━━━━━ INPUT FOR THIS TASK
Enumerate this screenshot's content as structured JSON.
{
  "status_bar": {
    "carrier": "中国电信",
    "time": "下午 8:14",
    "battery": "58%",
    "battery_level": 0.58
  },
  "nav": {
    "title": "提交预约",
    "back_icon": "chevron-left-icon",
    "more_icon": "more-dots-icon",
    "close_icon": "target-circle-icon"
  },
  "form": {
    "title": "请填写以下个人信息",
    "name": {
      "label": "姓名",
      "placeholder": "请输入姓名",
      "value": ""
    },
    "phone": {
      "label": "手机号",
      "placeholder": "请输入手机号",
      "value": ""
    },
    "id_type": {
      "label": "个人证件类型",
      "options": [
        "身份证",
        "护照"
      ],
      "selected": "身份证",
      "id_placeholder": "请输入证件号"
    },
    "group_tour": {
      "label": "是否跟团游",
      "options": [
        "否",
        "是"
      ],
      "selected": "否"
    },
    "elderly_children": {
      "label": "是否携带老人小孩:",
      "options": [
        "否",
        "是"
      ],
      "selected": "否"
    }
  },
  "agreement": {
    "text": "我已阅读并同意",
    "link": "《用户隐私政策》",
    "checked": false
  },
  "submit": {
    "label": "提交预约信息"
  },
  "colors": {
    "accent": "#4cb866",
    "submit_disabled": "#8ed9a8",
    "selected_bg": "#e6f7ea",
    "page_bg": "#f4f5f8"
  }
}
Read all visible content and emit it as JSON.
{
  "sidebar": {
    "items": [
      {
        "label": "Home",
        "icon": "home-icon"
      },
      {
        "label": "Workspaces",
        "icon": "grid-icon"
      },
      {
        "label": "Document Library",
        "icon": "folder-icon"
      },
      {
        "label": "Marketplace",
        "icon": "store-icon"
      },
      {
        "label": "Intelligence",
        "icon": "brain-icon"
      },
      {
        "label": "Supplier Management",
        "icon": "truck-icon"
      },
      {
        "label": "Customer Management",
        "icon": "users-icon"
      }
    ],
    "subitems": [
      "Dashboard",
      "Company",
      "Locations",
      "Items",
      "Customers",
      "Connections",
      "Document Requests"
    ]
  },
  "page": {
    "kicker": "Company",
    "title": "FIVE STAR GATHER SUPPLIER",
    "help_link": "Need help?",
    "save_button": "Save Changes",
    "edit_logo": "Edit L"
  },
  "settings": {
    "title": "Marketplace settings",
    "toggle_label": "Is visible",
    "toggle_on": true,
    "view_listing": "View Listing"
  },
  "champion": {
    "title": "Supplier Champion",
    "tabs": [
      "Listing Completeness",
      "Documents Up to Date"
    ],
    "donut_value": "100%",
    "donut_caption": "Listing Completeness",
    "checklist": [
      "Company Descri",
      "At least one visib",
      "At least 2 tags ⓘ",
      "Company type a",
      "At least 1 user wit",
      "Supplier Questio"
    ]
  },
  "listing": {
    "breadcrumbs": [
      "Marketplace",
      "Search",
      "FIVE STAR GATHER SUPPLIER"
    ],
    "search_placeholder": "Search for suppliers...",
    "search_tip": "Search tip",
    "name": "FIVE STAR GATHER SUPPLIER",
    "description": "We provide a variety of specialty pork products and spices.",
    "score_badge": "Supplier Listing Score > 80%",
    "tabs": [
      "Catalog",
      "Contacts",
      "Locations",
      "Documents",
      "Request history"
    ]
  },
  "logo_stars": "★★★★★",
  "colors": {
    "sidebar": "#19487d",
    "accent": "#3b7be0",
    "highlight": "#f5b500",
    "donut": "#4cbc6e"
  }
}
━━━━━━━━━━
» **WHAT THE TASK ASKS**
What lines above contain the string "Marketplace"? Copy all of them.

» **SOLUTION FOR THIS EXERCISE**
        "label": "Marketplace",
    "title": "Marketplace settings",
      "Marketplace",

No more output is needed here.